Effective Marginal Tax Rate Management for Wealthier Couples

Wade Pfau, Joe ElsasserThis article is part two in a series on tax-efficient retirement distributions. Much of the groundwork used here was laid out in part 1, and readers may refer to it for greater context. Whereas part 1 focused on mass-affluent taxpayers, in part 2, we analyze a case study for a wealthier couple with $5.5 million in investment assets and a larger retirement spending goal. This will bring to the forefront some tax situations that were not considered in part 1, such as vulnerability to Medicare premium surcharges and the net investment income tax (NIIT).

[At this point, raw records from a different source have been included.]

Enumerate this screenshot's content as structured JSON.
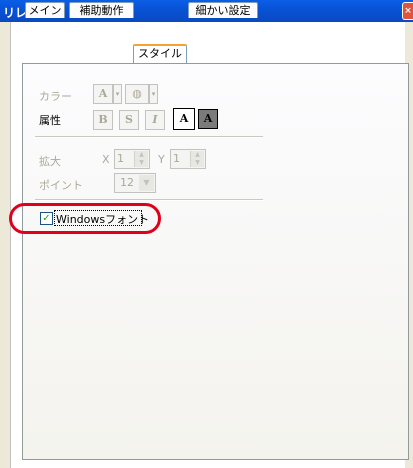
{
  "window": {
    "title": "リレー",
    "close_glyph": "×"
  },
  "tabs": [
    {
      "label": "メイン"
    },
    {
      "label": "補助動作"
    },
    {
      "label": "スタイル"
    },
    {
      "label": "細かい設定"
    }
  ],
  "style_panel": {
    "color_label": "カラー",
    "text_color_glyph": "A",
    "fill_color_glyph": "◍",
    "dropdown_glyph": "▾",
    "attribute_label": "属性",
    "attr_buttons": [
      "B",
      "S",
      "I",
      "A",
      "A"
    ],
    "scale_label": "拡大",
    "x_label": "X",
    "x_value": "1",
    "y_label": "Y",
    "y_value": "1",
    "point_label": "ポイント",
    "point_value": "12",
    "windows_font_label": "Windowsフォント",
    "windows_font_checked": true,
    "check_glyph": "✓"
  },
  "colors": {
    "accent_tab": "#f7a131",
    "highlight_oval": "#e1001a",
    "titlebar": "#0853d7"
  }
}
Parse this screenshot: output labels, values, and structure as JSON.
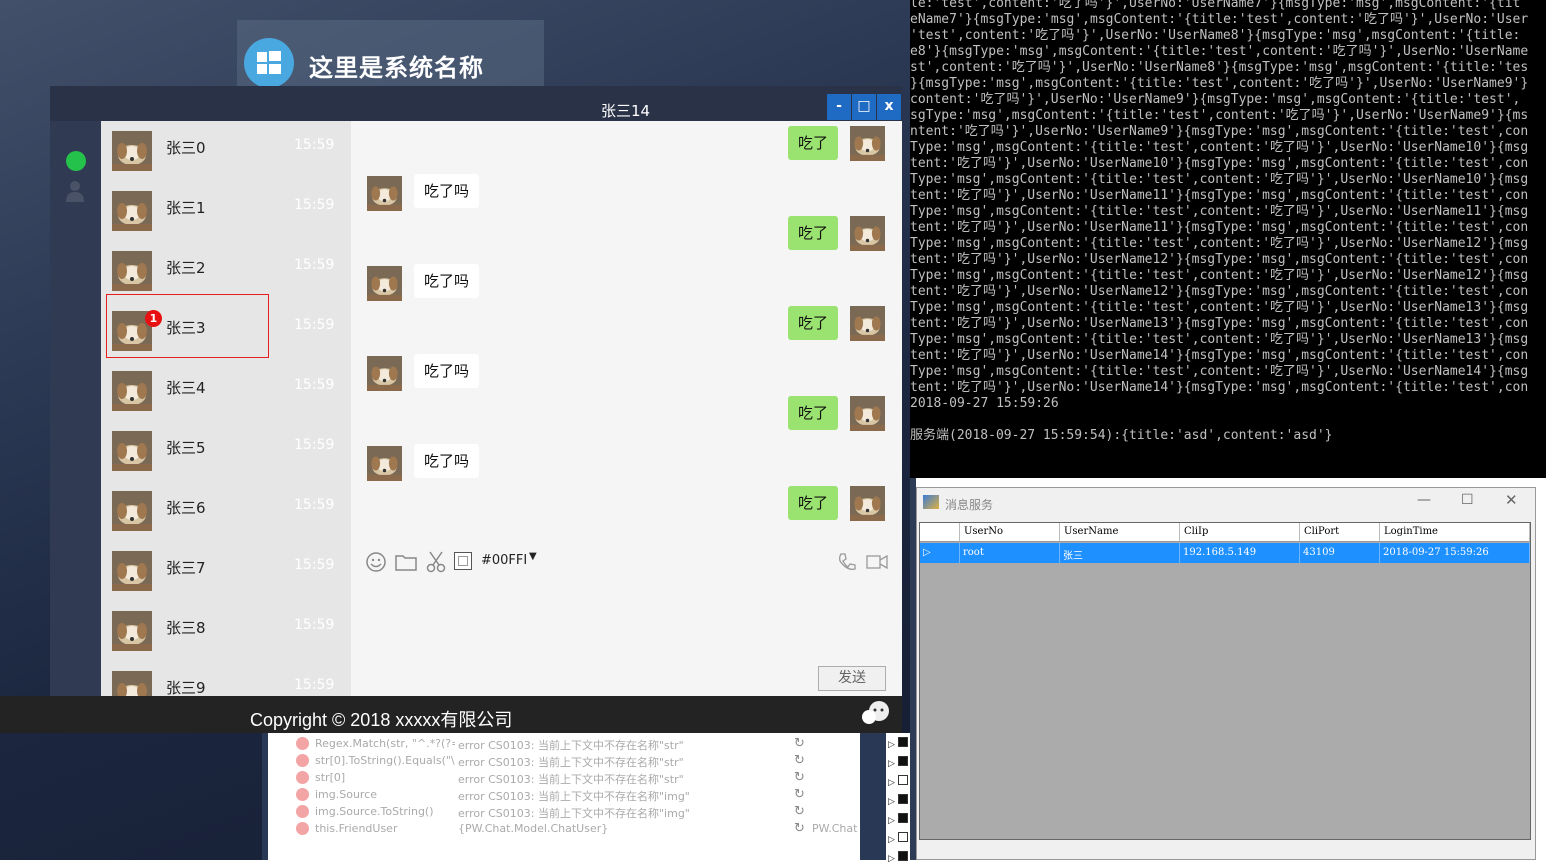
{
  "banner": {
    "title": "这里是系统名称"
  },
  "chat_window": {
    "title": "张三14",
    "minimize_label": "-",
    "maximize_label": "□",
    "close_label": "x"
  },
  "contacts": [
    {
      "name": "张三0",
      "time": "15:59"
    },
    {
      "name": "张三1",
      "time": "15:59"
    },
    {
      "name": "张三2",
      "time": "15:59"
    },
    {
      "name": "张三3",
      "time": "15:59",
      "unread": "1"
    },
    {
      "name": "张三4",
      "time": "15:59"
    },
    {
      "name": "张三5",
      "time": "15:59"
    },
    {
      "name": "张三6",
      "time": "15:59"
    },
    {
      "name": "张三7",
      "time": "15:59"
    },
    {
      "name": "张三8",
      "time": "15:59"
    },
    {
      "name": "张三9",
      "time": "15:59"
    }
  ],
  "messages": [
    {
      "side": "right",
      "text": "吃了"
    },
    {
      "side": "left",
      "text": "吃了吗"
    },
    {
      "side": "right",
      "text": "吃了"
    },
    {
      "side": "left",
      "text": "吃了吗"
    },
    {
      "side": "right",
      "text": "吃了"
    },
    {
      "side": "left",
      "text": "吃了吗"
    },
    {
      "side": "right",
      "text": "吃了"
    },
    {
      "side": "left",
      "text": "吃了吗"
    },
    {
      "side": "right",
      "text": "吃了"
    }
  ],
  "toolbar": {
    "color_value": "#00FFI",
    "send_label": "发送"
  },
  "footer": {
    "copyright": "Copyright © 2018 xxxxx有限公司"
  },
  "debug_rows": [
    {
      "name": "Regex.Match(str, \"^.*?(?=\\",
      "value": "error CS0103: 当前上下文中不存在名称\"str\""
    },
    {
      "name": "str[0].ToString().Equals(\"\\r",
      "value": "error CS0103: 当前上下文中不存在名称\"str\""
    },
    {
      "name": "str[0]",
      "value": "error CS0103: 当前上下文中不存在名称\"str\""
    },
    {
      "name": "img.Source",
      "value": "error CS0103: 当前上下文中不存在名称\"img\""
    },
    {
      "name": "img.Source.ToString()",
      "value": "error CS0103: 当前上下文中不存在名称\"img\""
    },
    {
      "name": "this.FriendUser",
      "value": "{PW.Chat.Model.ChatUser}",
      "type": "PW.Chat"
    }
  ],
  "console_lines": [
    "le:'test',content:'吃了吗'}',UserNo:'UserName7'}{msgType:'msg',msgContent:'{tit",
    "eName7'}{msgType:'msg',msgContent:'{title:'test',content:'吃了吗'}',UserNo:'User",
    "'test',content:'吃了吗'}',UserNo:'UserName8'}{msgType:'msg',msgContent:'{title:",
    "e8'}{msgType:'msg',msgContent:'{title:'test',content:'吃了吗'}',UserNo:'UserName",
    "st',content:'吃了吗'}',UserNo:'UserName8'}{msgType:'msg',msgContent:'{title:'tes",
    "}{msgType:'msg',msgContent:'{title:'test',content:'吃了吗'}',UserNo:'UserName9'}",
    "content:'吃了吗'}',UserNo:'UserName9'}{msgType:'msg',msgContent:'{title:'test',",
    "sgType:'msg',msgContent:'{title:'test',content:'吃了吗'}',UserNo:'UserName9'}{ms",
    "ntent:'吃了吗'}',UserNo:'UserName9'}{msgType:'msg',msgContent:'{title:'test',con",
    "Type:'msg',msgContent:'{title:'test',content:'吃了吗'}',UserNo:'UserName10'}{msg",
    "tent:'吃了吗'}',UserNo:'UserName10'}{msgType:'msg',msgContent:'{title:'test',con",
    "Type:'msg',msgContent:'{title:'test',content:'吃了吗'}',UserNo:'UserName10'}{msg",
    "tent:'吃了吗'}',UserNo:'UserName11'}{msgType:'msg',msgContent:'{title:'test',con",
    "Type:'msg',msgContent:'{title:'test',content:'吃了吗'}',UserNo:'UserName11'}{msg",
    "tent:'吃了吗'}',UserNo:'UserName11'}{msgType:'msg',msgContent:'{title:'test',con",
    "Type:'msg',msgContent:'{title:'test',content:'吃了吗'}',UserNo:'UserName12'}{msg",
    "tent:'吃了吗'}',UserNo:'UserName12'}{msgType:'msg',msgContent:'{title:'test',con",
    "Type:'msg',msgContent:'{title:'test',content:'吃了吗'}',UserNo:'UserName12'}{msg",
    "tent:'吃了吗'}',UserNo:'UserName12'}{msgType:'msg',msgContent:'{title:'test',con",
    "Type:'msg',msgContent:'{title:'test',content:'吃了吗'}',UserNo:'UserName13'}{msg",
    "tent:'吃了吗'}',UserNo:'UserName13'}{msgType:'msg',msgContent:'{title:'test',con",
    "Type:'msg',msgContent:'{title:'test',content:'吃了吗'}',UserNo:'UserName13'}{msg",
    "tent:'吃了吗'}',UserNo:'UserName14'}{msgType:'msg',msgContent:'{title:'test',con",
    "Type:'msg',msgContent:'{title:'test',content:'吃了吗'}',UserNo:'UserName14'}{msg",
    "tent:'吃了吗'}',UserNo:'UserName14'}{msgType:'msg',msgContent:'{title:'test',con",
    "2018-09-27 15:59:26",
    "",
    "服务端(2018-09-27 15:59:54):{title:'asd',content:'asd'}"
  ],
  "msg_service": {
    "title": "消息服务",
    "columns": [
      "UserNo",
      "UserName",
      "CliIp",
      "CliPort",
      "LoginTime"
    ],
    "row": [
      "root",
      "张三",
      "192.168.5.149",
      "43109",
      "2018-09-27 15:59:26"
    ]
  },
  "colors": {
    "bubble_right": "#9be370",
    "selection": "#1e90ff",
    "badge": "#e81010"
  }
}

As we noted in part 1, research on tax-efficient retirement distribution strategies aims to sequence withdrawals from taxable, tax-deferred, and tax-exempt accounts to maximize after-tax spending. That can be either in terms of meeting an after-tax spending goal for as long as possible or preserving the greatest after-tax legacy after meeting spending needs over a specified timeframe.

We will simulate different strategies to determine which provides the greatest tax efficiency in terms of supporting the most after-tax spending and legacy for retirees. We focus on how to source retirement spending needs as well as deciding whether to generate additional taxable income through Roth conversions. We incorporate important non-linearities in the tax code that extend beyond the progressive federal income tax brackets. Those include the Social Security “tax torpedo,” the stacking of preferential income sources (qualified dividends, long-term capital gains) on top of ordinary income, the presence of income thresholds that trigger increases to Medicare Part B and Part D premiums two years later (called income-related monthly adjustment amounts, or IRMAA), and the net investment income tax (NIIT). Again, more background on these matters is provided in part 1, and chapter 10 of Pfau’s Retirement Planning Guidebook is another helpful resource.

We analyze two tax planning strategies. The first is the conventional wisdom. The conventional retirement strategy is to spend taxable assets first, then tax-deferred (IRA) assets, and then tax-exempt (Roth IRA) assets. This serves only as the baseline, as there is wide consensus that more tax-efficient distribution strategies are possible, including the strategic use of Roth conversions. The answer for creating tax-efficiency beyond the conventional approach addressed here is the “effective marginal rate” (EMR) methodology. It uses “tax maps” within each year to track the effective marginal tax rate on each dollar of ordinary income, including the non-linearities above.